- [TASK INSTRUCTIONS] Copy the data exactly; pictures stay out of the copy.

[Records contained in a dataset]
======

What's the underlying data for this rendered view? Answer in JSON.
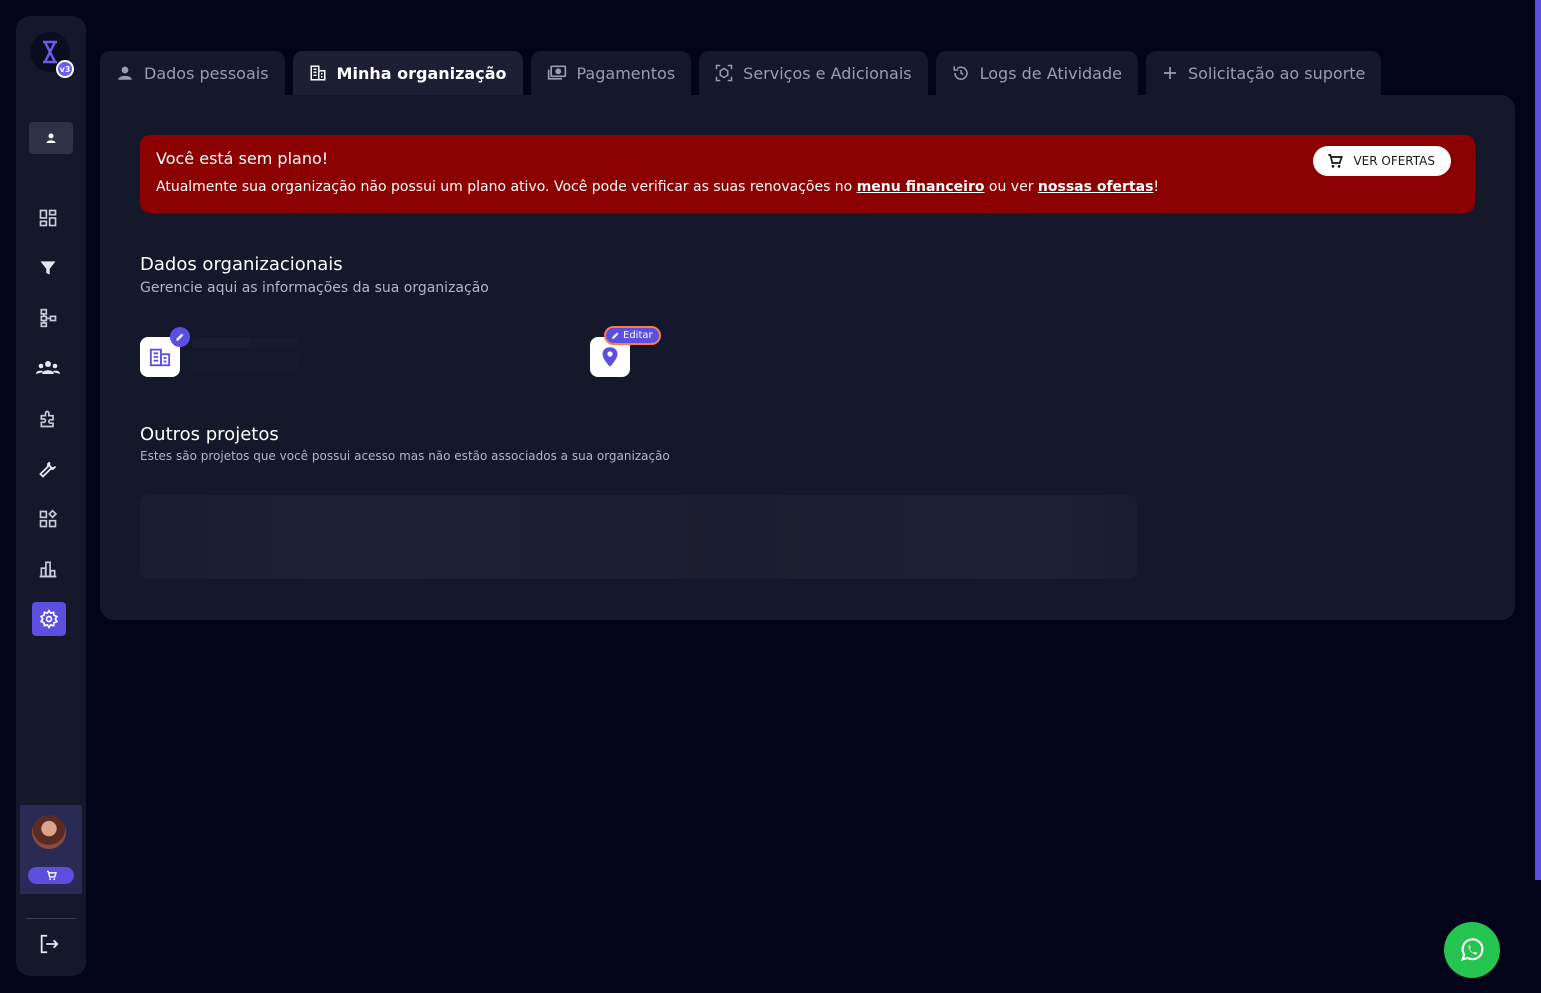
{
  "app": {
    "logo_badge": "v3",
    "accent_color": "#5b4fe0",
    "alert_color": "#8b0000"
  },
  "sidebar": {
    "items": [
      {
        "icon": "dashboard-icon"
      },
      {
        "icon": "filter-icon"
      },
      {
        "icon": "flowchart-icon"
      },
      {
        "icon": "team-icon"
      },
      {
        "icon": "puzzle-icon"
      },
      {
        "icon": "wrench-icon"
      },
      {
        "icon": "apps-icon"
      },
      {
        "icon": "bar-chart-icon"
      },
      {
        "icon": "settings-icon",
        "active": true
      }
    ]
  },
  "tabs": [
    {
      "label": "Dados pessoais",
      "icon": "person-icon"
    },
    {
      "label": "Minha organização",
      "icon": "building-icon",
      "active": true
    },
    {
      "label": "Pagamentos",
      "icon": "payments-icon"
    },
    {
      "label": "Serviços e Adicionais",
      "icon": "services-icon"
    },
    {
      "label": "Logs de Atividade",
      "icon": "history-icon"
    },
    {
      "label": "Solicitação ao suporte",
      "icon": "plus-icon"
    }
  ],
  "alert": {
    "title": "Você está sem plano!",
    "text_before": "Atualmente sua organização não possui um plano ativo. Você pode verificar as suas renovações no ",
    "link1": "menu financeiro",
    "text_middle": " ou ver ",
    "link2": "nossas ofertas",
    "text_after": "!",
    "button_label": "VER OFERTAS"
  },
  "org_section": {
    "title": "Dados organizacionais",
    "subtitle": "Gerencie aqui as informações da sua organização",
    "edit_label": "Editar"
  },
  "projects_section": {
    "title": "Outros projetos",
    "subtitle": "Estes são projetos que você possui acesso mas não estão associados a sua organização"
  }
}
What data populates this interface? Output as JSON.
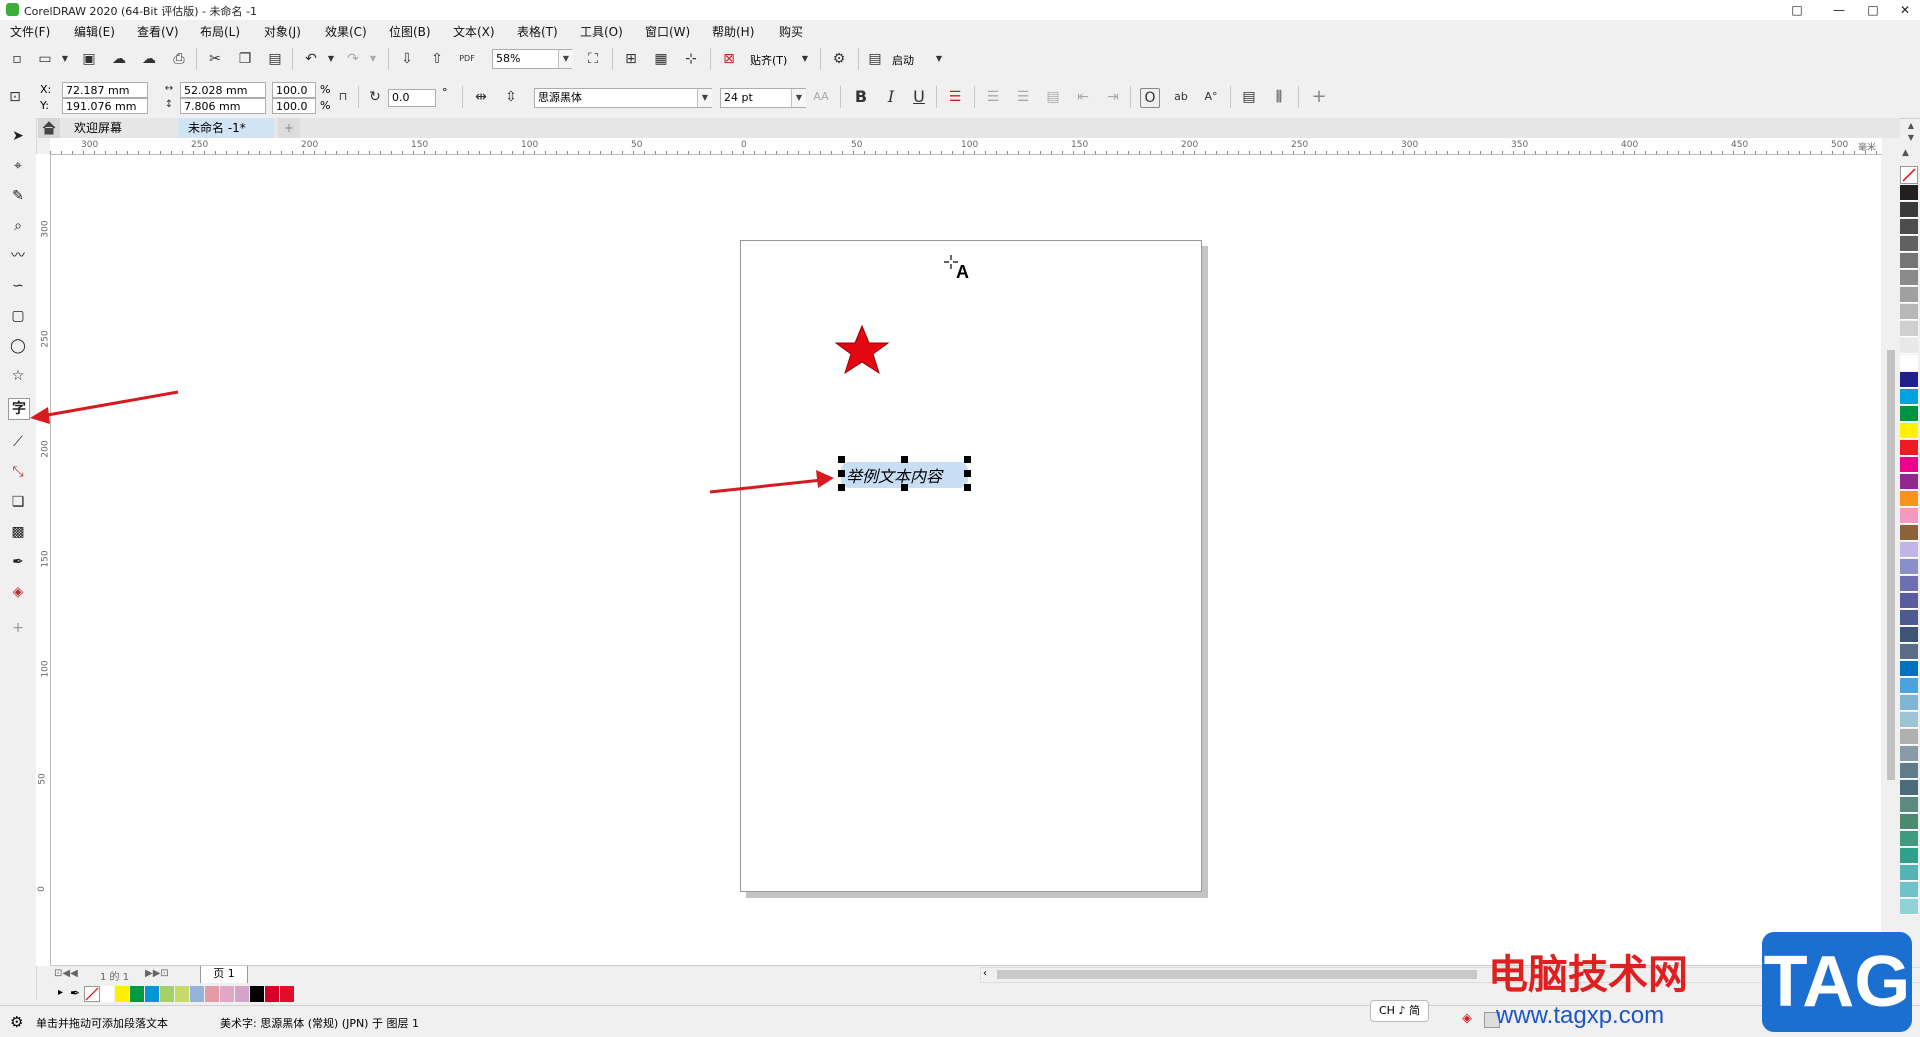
{
  "window": {
    "title": "CorelDRAW 2020 (64-Bit 评估版) - 未命名 -1",
    "controls": [
      "□",
      "—",
      "□",
      "✕"
    ]
  },
  "menu": [
    "文件(F)",
    "编辑(E)",
    "查看(V)",
    "布局(L)",
    "对象(J)",
    "效果(C)",
    "位图(B)",
    "文本(X)",
    "表格(T)",
    "工具(O)",
    "窗口(W)",
    "帮助(H)",
    "购买"
  ],
  "toolbar": {
    "zoom": "58%",
    "snap_label": "贴齐(T)",
    "launch_label": "启动"
  },
  "property_bar": {
    "x_label": "X:",
    "y_label": "Y:",
    "x_value": "72.187 mm",
    "y_value": "191.076 mm",
    "width_value": "52.028 mm",
    "height_value": "7.806 mm",
    "scale_x": "100.0",
    "scale_y": "100.0",
    "percent": "%",
    "rotation": "0.0",
    "degree": "°",
    "font_name": "思源黑体",
    "font_size": "24 pt",
    "bold": "B",
    "italic": "I",
    "underline": "U"
  },
  "tabs": {
    "home_icon": "home-icon",
    "welcome": "欢迎屏幕",
    "document": "未命名 -1*",
    "add": "+"
  },
  "ruler": {
    "h_ticks": [
      "300",
      "250",
      "200",
      "150",
      "100",
      "50",
      "0",
      "50",
      "100",
      "150",
      "200",
      "250",
      "300",
      "350",
      "400",
      "450",
      "500",
      "毫米"
    ],
    "v_ticks": [
      "300",
      "250",
      "200",
      "150",
      "100",
      "50",
      "0"
    ]
  },
  "canvas": {
    "text_content": "举例文本内容",
    "cursor_letter": "A"
  },
  "page_nav": {
    "counter": "1 的 1",
    "page_tab": "页 1"
  },
  "doc_palette_colors": [
    "#ffffff",
    "#ffef00",
    "#009a44",
    "#0096d6",
    "#a4d067",
    "#c8d96c",
    "#93b4d8",
    "#e59aa8",
    "#e0a7c9",
    "#d2a4c9",
    "#000000",
    "#d6002a",
    "#e30d2a"
  ],
  "palette_colors": [
    "#231f20",
    "#3a3a3a",
    "#4d4d4d",
    "#616161",
    "#757575",
    "#8a8a8a",
    "#a0a0a0",
    "#b7b7b7",
    "#cfcfcf",
    "#e8e8e8",
    "#ffffff",
    "#20208c",
    "#00a3e0",
    "#009245",
    "#fff200",
    "#ed1c24",
    "#ec008c",
    "#92278f",
    "#f7941d",
    "#f49ac1",
    "#8c6239",
    "#c2b5e6",
    "#8b8fc8",
    "#6d6fb0",
    "#585b9c",
    "#4d5a8f",
    "#3e5477",
    "#5a6e8a",
    "#0071bc",
    "#4aa3df",
    "#7fb6d3",
    "#9cc4d4",
    "#b0b0b0",
    "#8a9ba8",
    "#607c8a",
    "#4b6b7a",
    "#5c8a80",
    "#4c8a6e",
    "#3f9a7f",
    "#2fa08a",
    "#55b3b3",
    "#6fc3c8",
    "#8fd3d6"
  ],
  "status": {
    "hint": "单击并拖动可添加段落文本",
    "object_info": "美术字: 思源黑体 (常规) (JPN) 于 图层 1",
    "ime": "CH ♪ 简"
  },
  "watermark": {
    "cn": "电脑技术网",
    "url": "www.tagxp.com",
    "logo": "TAG"
  }
}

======

- [ANSWER TO THE EXERCISE]
What's the underlying data for this rendered view? Answer in JSON.
{
  "app": {
    "logo_badge": "v3",
    "accent_color": "#5b4fe0",
    "alert_color": "#8b0000"
  },
  "sidebar": {
    "items": [
      {
        "icon": "dashboard-icon"
      },
      {
        "icon": "filter-icon"
      },
      {
        "icon": "flowchart-icon"
      },
      {
        "icon": "team-icon"
      },
      {
        "icon": "puzzle-icon"
      },
      {
        "icon": "wrench-icon"
      },
      {
        "icon": "apps-icon"
      },
      {
        "icon": "bar-chart-icon"
      },
      {
        "icon": "settings-icon",
        "active": true
      }
    ]
  },
  "tabs": [
    {
      "label": "Dados pessoais",
      "icon": "person-icon"
    },
    {
      "label": "Minha organização",
      "icon": "building-icon",
      "active": true
    },
    {
      "label": "Pagamentos",
      "icon": "payments-icon"
    },
    {
      "label": "Serviços e Adicionais",
      "icon": "services-icon"
    },
    {
      "label": "Logs de Atividade",
      "icon": "history-icon"
    },
    {
      "label": "Solicitação ao suporte",
      "icon": "plus-icon"
    }
  ],
  "alert": {
    "title": "Você está sem plano!",
    "text_before": "Atualmente sua organização não possui um plano ativo. Você pode verificar as suas renovações no ",
    "link1": "menu financeiro",
    "text_middle": " ou ver ",
    "link2": "nossas ofertas",
    "text_after": "!",
    "button_label": "VER OFERTAS"
  },
  "org_section": {
    "title": "Dados organizacionais",
    "subtitle": "Gerencie aqui as informações da sua organização",
    "edit_label": "Editar"
  },
  "projects_section": {
    "title": "Outros projetos",
    "subtitle": "Estes são projetos que você possui acesso mas não estão associados a sua organização"
  }
}
What data populates this interface? Output as JSON.
{
  "window": {
    "title": "CorelDRAW 2020 (64-Bit 评估版) - 未命名 -1",
    "controls": [
      "□",
      "—",
      "□",
      "✕"
    ]
  },
  "menu": [
    "文件(F)",
    "编辑(E)",
    "查看(V)",
    "布局(L)",
    "对象(J)",
    "效果(C)",
    "位图(B)",
    "文本(X)",
    "表格(T)",
    "工具(O)",
    "窗口(W)",
    "帮助(H)",
    "购买"
  ],
  "toolbar": {
    "zoom": "58%",
    "snap_label": "贴齐(T)",
    "launch_label": "启动"
  },
  "property_bar": {
    "x_label": "X:",
    "y_label": "Y:",
    "x_value": "72.187 mm",
    "y_value": "191.076 mm",
    "width_value": "52.028 mm",
    "height_value": "7.806 mm",
    "scale_x": "100.0",
    "scale_y": "100.0",
    "percent": "%",
    "rotation": "0.0",
    "degree": "°",
    "font_name": "思源黑体",
    "font_size": "24 pt",
    "bold": "B",
    "italic": "I",
    "underline": "U"
  },
  "tabs": {
    "home_icon": "home-icon",
    "welcome": "欢迎屏幕",
    "document": "未命名 -1*",
    "add": "+"
  },
  "ruler": {
    "h_ticks": [
      "300",
      "250",
      "200",
      "150",
      "100",
      "50",
      "0",
      "50",
      "100",
      "150",
      "200",
      "250",
      "300",
      "350",
      "400",
      "450",
      "500",
      "毫米"
    ],
    "v_ticks": [
      "300",
      "250",
      "200",
      "150",
      "100",
      "50",
      "0"
    ]
  },
  "canvas": {
    "text_content": "举例文本内容",
    "cursor_letter": "A"
  },
  "page_nav": {
    "counter": "1 的 1",
    "page_tab": "页 1"
  },
  "doc_palette_colors": [
    "#ffffff",
    "#ffef00",
    "#009a44",
    "#0096d6",
    "#a4d067",
    "#c8d96c",
    "#93b4d8",
    "#e59aa8",
    "#e0a7c9",
    "#d2a4c9",
    "#000000",
    "#d6002a",
    "#e30d2a"
  ],
  "palette_colors": [
    "#231f20",
    "#3a3a3a",
    "#4d4d4d",
    "#616161",
    "#757575",
    "#8a8a8a",
    "#a0a0a0",
    "#b7b7b7",
    "#cfcfcf",
    "#e8e8e8",
    "#ffffff",
    "#20208c",
    "#00a3e0",
    "#009245",
    "#fff200",
    "#ed1c24",
    "#ec008c",
    "#92278f",
    "#f7941d",
    "#f49ac1",
    "#8c6239",
    "#c2b5e6",
    "#8b8fc8",
    "#6d6fb0",
    "#585b9c",
    "#4d5a8f",
    "#3e5477",
    "#5a6e8a",
    "#0071bc",
    "#4aa3df",
    "#7fb6d3",
    "#9cc4d4",
    "#b0b0b0",
    "#8a9ba8",
    "#607c8a",
    "#4b6b7a",
    "#5c8a80",
    "#4c8a6e",
    "#3f9a7f",
    "#2fa08a",
    "#55b3b3",
    "#6fc3c8",
    "#8fd3d6"
  ],
  "status": {
    "hint": "单击并拖动可添加段落文本",
    "object_info": "美术字: 思源黑体 (常规) (JPN) 于 图层 1",
    "ime": "CH ♪ 简"
  },
  "watermark": {
    "cn": "电脑技术网",
    "url": "www.tagxp.com",
    "logo": "TAG"
  }
}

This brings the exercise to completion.